▶ [Required action] These entries must be printed again exactly as they are.

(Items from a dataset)
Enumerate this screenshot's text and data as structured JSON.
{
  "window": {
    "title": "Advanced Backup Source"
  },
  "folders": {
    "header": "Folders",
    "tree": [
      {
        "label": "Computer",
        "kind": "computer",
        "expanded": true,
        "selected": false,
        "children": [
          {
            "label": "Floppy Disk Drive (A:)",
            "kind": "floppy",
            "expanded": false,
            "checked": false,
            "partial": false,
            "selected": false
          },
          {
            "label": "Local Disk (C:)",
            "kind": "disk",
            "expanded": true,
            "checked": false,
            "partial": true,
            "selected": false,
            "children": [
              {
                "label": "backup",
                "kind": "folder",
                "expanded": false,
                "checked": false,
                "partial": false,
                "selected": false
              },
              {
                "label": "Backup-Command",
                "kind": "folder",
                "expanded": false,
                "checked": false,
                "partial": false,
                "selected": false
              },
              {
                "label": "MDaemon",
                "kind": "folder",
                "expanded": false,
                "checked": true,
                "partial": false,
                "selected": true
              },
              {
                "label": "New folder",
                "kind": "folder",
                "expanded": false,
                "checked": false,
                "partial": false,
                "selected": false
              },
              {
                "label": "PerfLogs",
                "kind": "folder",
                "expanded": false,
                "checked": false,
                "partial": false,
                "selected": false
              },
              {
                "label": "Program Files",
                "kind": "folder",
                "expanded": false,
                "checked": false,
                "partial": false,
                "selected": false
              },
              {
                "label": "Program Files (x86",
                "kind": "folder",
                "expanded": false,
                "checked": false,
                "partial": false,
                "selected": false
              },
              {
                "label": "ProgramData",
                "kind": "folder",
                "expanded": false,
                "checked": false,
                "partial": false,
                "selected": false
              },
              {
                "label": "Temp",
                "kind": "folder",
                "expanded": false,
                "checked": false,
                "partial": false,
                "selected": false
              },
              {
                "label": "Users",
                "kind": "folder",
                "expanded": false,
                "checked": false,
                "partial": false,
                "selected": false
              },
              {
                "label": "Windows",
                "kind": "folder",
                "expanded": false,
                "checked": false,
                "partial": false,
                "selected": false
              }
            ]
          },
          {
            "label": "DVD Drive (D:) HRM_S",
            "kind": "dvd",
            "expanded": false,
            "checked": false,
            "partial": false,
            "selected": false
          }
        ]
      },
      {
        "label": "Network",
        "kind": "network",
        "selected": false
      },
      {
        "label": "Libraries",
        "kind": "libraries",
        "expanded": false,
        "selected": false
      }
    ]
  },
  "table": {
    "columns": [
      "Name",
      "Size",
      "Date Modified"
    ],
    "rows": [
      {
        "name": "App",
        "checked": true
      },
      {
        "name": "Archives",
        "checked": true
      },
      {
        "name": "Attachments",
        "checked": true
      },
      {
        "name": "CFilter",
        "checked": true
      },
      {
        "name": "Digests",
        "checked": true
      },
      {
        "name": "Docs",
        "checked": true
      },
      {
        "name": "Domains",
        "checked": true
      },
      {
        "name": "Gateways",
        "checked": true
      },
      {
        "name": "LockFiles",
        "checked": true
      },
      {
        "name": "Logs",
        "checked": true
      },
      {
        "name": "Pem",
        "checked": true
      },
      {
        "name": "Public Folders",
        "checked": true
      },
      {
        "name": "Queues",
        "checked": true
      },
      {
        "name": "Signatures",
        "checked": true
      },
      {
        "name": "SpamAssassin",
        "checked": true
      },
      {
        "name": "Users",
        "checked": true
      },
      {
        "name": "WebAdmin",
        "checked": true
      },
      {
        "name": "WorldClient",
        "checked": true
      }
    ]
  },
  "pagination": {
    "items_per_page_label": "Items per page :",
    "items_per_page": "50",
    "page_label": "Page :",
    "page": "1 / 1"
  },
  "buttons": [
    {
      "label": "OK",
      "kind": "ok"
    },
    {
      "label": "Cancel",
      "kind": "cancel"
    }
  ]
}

▶ [Written solution]
Enumerate this screenshot's text and data as structured JSON.
{
  "window": {
    "title": "Advanced Backup Source"
  },
  "folders": {
    "header": "Folders",
    "tree": [
      {
        "label": "Computer",
        "kind": "computer",
        "expanded": true,
        "selected": false,
        "children": [
          {
            "label": "Floppy Disk Drive (A:)",
            "kind": "floppy",
            "expanded": false,
            "checked": false,
            "partial": false,
            "selected": false
          },
          {
            "label": "Local Disk (C:)",
            "kind": "disk",
            "expanded": true,
            "checked": false,
            "partial": true,
            "selected": false,
            "children": [
              {
                "label": "backup",
                "kind": "folder",
                "expanded": false,
                "checked": false,
                "partial": false,
                "selected": false
              },
              {
                "label": "Backup-Command",
                "kind": "folder",
                "expanded": false,
                "checked": false,
                "partial": false,
                "selected": false
              },
              {
                "label": "MDaemon",
                "kind": "folder",
                "expanded": false,
                "checked": true,
                "partial": false,
                "selected": true
              },
              {
                "label": "New folder",
                "kind": "folder",
                "expanded": false,
                "checked": false,
                "partial": false,
                "selected": false
              },
              {
                "label": "PerfLogs",
                "kind": "folder",
                "expanded": false,
                "checked": false,
                "partial": false,
                "selected": false
              },
              {
                "label": "Program Files",
                "kind": "folder",
                "expanded": false,
                "checked": false,
                "partial": false,
                "selected": false
              },
              {
                "label": "Program Files (x86",
                "kind": "folder",
                "expanded": false,
                "checked": false,
                "partial": false,
                "selected": false
              },
              {
                "label": "ProgramData",
                "kind": "folder",
                "expanded": false,
                "checked": false,
                "partial": false,
                "selected": false
              },
              {
                "label": "Temp",
                "kind": "folder",
                "expanded": false,
                "checked": false,
                "partial": false,
                "selected": false
              },
              {
                "label": "Users",
                "kind": "folder",
                "expanded": false,
                "checked": false,
                "partial": false,
                "selected": false
              },
              {
                "label": "Windows",
                "kind": "folder",
                "expanded": false,
                "checked": false,
                "partial": false,
                "selected": false
              }
            ]
          },
          {
            "label": "DVD Drive (D:) HRM_S",
            "kind": "dvd",
            "expanded": false,
            "checked": false,
            "partial": false,
            "selected": false
          }
        ]
      },
      {
        "label": "Network",
        "kind": "network",
        "selected": false
      },
      {
        "label": "Libraries",
        "kind": "libraries",
        "expanded": false,
        "selected": false
      }
    ]
  },
  "table": {
    "columns": [
      "Name",
      "Size",
      "Date Modified"
    ],
    "rows": [
      {
        "name": "App",
        "checked": true
      },
      {
        "name": "Archives",
        "checked": true
      },
      {
        "name": "Attachments",
        "checked": true
      },
      {
        "name": "CFilter",
        "checked": true
      },
      {
        "name": "Digests",
        "checked": true
      },
      {
        "name": "Docs",
        "checked": true
      },
      {
        "name": "Domains",
        "checked": true
      },
      {
        "name": "Gateways",
        "checked": true
      },
      {
        "name": "LockFiles",
        "checked": true
      },
      {
        "name": "Logs",
        "checked": true
      },
      {
        "name": "Pem",
        "checked": true
      },
      {
        "name": "Public Folders",
        "checked": true
      },
      {
        "name": "Queues",
        "checked": true
      },
      {
        "name": "Signatures",
        "checked": true
      },
      {
        "name": "SpamAssassin",
        "checked": true
      },
      {
        "name": "Users",
        "checked": true
      },
      {
        "name": "WebAdmin",
        "checked": true
      },
      {
        "name": "WorldClient",
        "checked": true
      }
    ]
  },
  "pagination": {
    "items_per_page_label": "Items per page :",
    "items_per_page": "50",
    "page_label": "Page :",
    "page": "1 / 1"
  },
  "buttons": [
    {
      "label": "OK",
      "kind": "ok"
    },
    {
      "label": "Cancel",
      "kind": "cancel"
    }
  ]
}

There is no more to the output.